Phone, wallet, keys... sunscreen?
Experts are now recommending Australians and New Zealanders make applying sunscreen part of their daily routine, alongside brushing their teeth.
The change in policy follows current research, which shows that damage accumulated through everyday sun exposure can be just as harmful as sunburn.
A recent Sunscreen Summit of leading research, public health, and advocacy bodies reviewed a wide body of research into skin cancer prevention, as well as the safety and efficacy of sunscreen use to develop the new recommendations.
Dr Zoe Wainer, Head of Public Health for Bupa welcomed the new policy.
The risks associated with a day at the beach or taking the kids to the park have been long-known. Yet we rarely take the same preventative measures for everyday activities, like driving or hanging out the washing where our face arms and neck are just as exposed to the sun.
Australia and New Zealand have the highest rates of skin cancers in the world, and the numbers are rising despite the success of preventative campaigns.
Shannon Pinney moved to Australia from Connecticut in the United States six years ago, and immediately noticed the Australian sun was stronger.
I’ve noticed more freckles and moles on my skin since moving here and have had a few suspicious moles removed. I make sure I get checked regularly now, and I’ve changed my daily skin regime to include SPF in both face and body creams
People living in Australia and New Zealand are now advised to apply sunscreen on every day when the UV index is predicted to reach 3 or above.

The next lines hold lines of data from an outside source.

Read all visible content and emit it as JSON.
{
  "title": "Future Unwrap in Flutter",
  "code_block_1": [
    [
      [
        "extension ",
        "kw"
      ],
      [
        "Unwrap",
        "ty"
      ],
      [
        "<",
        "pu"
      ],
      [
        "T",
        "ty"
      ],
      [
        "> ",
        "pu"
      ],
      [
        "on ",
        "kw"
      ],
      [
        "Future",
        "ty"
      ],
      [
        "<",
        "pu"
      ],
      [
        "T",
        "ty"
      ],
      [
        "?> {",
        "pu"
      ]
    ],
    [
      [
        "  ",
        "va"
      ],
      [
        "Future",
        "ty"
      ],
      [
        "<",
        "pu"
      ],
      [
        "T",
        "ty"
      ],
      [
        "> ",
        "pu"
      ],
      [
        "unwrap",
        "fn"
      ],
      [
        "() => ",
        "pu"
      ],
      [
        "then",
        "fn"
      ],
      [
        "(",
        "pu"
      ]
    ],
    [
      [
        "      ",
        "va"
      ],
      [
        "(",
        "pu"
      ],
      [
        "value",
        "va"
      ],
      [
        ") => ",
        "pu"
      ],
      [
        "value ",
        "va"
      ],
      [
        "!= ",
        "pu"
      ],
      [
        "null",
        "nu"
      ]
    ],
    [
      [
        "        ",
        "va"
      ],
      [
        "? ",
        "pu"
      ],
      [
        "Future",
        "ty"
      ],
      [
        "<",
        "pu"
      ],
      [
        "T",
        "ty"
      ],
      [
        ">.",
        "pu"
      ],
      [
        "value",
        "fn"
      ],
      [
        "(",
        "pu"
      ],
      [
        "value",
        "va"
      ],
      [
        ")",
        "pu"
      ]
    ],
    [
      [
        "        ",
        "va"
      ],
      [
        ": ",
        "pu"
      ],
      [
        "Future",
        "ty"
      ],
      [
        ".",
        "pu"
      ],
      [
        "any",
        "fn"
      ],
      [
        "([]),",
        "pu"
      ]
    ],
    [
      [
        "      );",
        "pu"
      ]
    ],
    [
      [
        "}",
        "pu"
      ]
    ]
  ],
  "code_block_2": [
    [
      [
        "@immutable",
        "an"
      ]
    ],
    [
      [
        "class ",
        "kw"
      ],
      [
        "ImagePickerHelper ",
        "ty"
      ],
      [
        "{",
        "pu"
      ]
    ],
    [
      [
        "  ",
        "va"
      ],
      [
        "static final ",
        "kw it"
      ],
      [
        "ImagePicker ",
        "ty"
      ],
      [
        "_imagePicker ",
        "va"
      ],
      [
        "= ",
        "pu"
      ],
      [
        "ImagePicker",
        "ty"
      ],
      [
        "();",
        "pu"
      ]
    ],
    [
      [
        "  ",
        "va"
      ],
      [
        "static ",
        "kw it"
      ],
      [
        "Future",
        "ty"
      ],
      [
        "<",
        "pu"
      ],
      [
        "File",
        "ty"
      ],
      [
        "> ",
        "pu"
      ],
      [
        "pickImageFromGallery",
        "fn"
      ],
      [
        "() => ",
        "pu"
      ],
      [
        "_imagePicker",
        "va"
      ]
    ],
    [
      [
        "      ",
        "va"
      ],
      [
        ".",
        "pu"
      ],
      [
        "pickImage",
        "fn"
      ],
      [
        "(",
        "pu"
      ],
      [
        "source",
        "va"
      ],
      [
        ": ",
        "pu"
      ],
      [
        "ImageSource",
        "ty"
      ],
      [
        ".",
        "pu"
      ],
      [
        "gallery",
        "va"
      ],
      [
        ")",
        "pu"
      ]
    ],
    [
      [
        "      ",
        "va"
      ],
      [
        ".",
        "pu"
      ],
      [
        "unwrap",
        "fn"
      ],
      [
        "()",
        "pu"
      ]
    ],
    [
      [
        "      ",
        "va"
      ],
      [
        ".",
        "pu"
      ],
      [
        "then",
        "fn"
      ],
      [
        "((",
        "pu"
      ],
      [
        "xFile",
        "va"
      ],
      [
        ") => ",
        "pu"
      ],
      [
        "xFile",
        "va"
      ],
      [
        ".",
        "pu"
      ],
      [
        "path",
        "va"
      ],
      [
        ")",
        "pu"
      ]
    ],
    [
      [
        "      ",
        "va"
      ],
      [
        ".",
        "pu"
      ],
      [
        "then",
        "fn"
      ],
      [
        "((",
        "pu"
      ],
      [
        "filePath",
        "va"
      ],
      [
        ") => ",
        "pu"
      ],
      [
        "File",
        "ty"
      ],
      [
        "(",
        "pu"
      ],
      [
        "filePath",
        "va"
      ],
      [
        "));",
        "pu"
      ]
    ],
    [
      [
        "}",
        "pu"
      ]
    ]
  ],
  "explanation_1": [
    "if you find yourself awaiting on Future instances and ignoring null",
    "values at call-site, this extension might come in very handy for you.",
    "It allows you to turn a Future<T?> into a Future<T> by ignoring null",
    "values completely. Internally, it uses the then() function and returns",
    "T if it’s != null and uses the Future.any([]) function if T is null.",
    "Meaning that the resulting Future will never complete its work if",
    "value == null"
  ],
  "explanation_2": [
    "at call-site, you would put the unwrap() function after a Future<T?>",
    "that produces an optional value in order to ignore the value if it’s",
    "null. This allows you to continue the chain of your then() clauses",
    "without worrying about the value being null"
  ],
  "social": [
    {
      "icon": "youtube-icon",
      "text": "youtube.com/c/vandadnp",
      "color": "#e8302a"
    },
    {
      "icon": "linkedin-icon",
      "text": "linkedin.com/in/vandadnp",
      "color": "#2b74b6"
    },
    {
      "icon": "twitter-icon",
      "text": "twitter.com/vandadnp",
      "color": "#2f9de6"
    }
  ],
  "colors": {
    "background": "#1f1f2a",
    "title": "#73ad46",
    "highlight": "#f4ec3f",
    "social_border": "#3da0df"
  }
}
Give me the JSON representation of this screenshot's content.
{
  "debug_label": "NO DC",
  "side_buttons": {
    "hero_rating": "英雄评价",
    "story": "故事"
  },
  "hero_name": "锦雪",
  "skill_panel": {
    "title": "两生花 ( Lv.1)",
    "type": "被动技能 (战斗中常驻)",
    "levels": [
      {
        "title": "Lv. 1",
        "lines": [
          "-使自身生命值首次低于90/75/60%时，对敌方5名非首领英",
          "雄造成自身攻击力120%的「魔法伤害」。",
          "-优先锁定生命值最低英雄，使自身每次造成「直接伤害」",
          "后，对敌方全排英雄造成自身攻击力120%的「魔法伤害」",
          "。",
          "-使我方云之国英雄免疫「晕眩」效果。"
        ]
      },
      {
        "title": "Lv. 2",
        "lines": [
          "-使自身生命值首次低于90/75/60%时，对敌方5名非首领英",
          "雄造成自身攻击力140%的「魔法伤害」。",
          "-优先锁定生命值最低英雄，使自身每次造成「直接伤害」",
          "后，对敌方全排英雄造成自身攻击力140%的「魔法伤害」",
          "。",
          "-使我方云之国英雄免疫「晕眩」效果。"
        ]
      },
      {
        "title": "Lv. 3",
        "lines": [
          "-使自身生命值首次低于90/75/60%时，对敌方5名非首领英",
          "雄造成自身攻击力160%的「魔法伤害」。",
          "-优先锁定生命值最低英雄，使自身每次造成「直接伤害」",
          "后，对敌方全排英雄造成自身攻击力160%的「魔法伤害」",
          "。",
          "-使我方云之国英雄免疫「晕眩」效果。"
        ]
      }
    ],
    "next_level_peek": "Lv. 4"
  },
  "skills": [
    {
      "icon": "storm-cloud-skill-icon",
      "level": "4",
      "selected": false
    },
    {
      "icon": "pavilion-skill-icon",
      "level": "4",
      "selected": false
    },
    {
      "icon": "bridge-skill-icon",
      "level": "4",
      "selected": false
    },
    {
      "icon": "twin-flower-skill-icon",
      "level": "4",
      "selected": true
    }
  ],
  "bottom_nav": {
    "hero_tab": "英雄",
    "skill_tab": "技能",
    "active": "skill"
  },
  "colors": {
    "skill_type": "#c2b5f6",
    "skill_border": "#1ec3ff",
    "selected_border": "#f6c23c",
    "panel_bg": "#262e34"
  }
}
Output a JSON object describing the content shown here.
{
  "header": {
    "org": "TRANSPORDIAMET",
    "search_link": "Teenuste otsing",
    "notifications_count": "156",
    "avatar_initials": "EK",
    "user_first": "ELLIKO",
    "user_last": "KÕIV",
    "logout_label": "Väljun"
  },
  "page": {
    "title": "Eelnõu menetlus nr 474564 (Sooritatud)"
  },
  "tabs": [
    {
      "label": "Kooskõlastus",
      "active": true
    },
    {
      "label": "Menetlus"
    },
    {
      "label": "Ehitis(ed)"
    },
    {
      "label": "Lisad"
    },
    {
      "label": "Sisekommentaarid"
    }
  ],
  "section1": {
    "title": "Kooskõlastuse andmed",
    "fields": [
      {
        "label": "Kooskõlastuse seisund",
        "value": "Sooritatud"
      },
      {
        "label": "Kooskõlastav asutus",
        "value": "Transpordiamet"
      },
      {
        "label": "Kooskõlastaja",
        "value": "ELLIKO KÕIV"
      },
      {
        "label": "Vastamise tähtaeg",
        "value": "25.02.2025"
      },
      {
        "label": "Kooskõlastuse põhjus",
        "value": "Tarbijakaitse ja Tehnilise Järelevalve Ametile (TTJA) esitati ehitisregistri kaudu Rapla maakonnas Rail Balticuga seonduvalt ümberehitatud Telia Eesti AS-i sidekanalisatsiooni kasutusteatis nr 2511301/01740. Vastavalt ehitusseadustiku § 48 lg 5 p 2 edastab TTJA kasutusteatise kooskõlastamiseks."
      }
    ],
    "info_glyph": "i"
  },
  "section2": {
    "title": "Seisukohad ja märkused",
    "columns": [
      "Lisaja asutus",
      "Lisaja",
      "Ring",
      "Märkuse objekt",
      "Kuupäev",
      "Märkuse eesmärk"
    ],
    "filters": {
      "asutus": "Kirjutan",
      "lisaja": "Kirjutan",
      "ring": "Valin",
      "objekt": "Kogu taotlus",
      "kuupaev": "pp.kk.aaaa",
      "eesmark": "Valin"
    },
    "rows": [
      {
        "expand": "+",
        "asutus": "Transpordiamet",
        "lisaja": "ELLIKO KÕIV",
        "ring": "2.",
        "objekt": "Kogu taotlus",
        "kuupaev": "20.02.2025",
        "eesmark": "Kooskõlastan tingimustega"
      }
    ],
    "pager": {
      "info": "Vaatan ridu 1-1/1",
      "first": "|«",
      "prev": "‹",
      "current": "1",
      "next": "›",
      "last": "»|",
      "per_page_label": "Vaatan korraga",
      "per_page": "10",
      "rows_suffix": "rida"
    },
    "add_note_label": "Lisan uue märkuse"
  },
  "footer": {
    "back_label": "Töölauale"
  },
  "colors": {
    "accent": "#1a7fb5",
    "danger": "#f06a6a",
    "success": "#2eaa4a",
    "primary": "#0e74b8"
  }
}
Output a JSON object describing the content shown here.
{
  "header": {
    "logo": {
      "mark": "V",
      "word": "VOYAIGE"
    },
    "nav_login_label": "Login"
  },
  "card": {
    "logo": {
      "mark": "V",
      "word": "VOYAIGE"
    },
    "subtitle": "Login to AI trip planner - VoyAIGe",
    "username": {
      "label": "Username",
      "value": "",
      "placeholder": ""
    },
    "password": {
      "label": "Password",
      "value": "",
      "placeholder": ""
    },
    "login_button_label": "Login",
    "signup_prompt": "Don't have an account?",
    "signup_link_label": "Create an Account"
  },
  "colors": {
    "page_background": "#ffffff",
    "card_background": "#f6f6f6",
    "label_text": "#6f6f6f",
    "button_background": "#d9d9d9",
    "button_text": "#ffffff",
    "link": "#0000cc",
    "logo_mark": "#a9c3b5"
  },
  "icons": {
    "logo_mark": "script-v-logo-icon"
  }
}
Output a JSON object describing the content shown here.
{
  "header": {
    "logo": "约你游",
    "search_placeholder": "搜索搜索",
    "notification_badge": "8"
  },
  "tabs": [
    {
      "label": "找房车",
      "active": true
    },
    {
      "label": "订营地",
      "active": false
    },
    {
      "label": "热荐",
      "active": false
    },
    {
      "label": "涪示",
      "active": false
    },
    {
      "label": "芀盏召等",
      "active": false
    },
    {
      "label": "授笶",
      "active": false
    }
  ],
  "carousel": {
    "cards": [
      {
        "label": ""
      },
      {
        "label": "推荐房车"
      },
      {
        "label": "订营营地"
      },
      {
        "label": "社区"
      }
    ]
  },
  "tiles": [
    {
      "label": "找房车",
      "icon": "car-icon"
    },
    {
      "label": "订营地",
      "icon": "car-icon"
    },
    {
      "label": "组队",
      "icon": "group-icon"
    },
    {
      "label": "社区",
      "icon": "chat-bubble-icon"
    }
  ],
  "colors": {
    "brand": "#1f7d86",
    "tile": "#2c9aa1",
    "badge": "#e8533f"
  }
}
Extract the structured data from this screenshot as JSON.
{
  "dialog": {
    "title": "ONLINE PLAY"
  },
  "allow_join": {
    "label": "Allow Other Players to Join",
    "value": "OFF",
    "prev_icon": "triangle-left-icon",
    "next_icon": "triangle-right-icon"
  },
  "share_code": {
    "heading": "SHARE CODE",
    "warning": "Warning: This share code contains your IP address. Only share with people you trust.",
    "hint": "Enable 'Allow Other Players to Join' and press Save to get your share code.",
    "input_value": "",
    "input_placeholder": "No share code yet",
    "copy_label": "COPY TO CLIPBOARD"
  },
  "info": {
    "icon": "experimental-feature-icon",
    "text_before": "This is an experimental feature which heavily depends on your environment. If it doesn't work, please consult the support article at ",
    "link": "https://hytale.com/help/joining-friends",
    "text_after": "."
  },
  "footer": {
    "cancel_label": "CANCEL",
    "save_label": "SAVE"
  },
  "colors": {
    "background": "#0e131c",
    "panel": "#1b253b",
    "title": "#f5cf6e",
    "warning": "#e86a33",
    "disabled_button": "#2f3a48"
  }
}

Concerns about adverse reactions or vitamin D production were also considered by the Sunscreen Summit, which found that while a very small percentage of people may have a reaction there was consistent and compelling evidence that sunscreen is safe to use.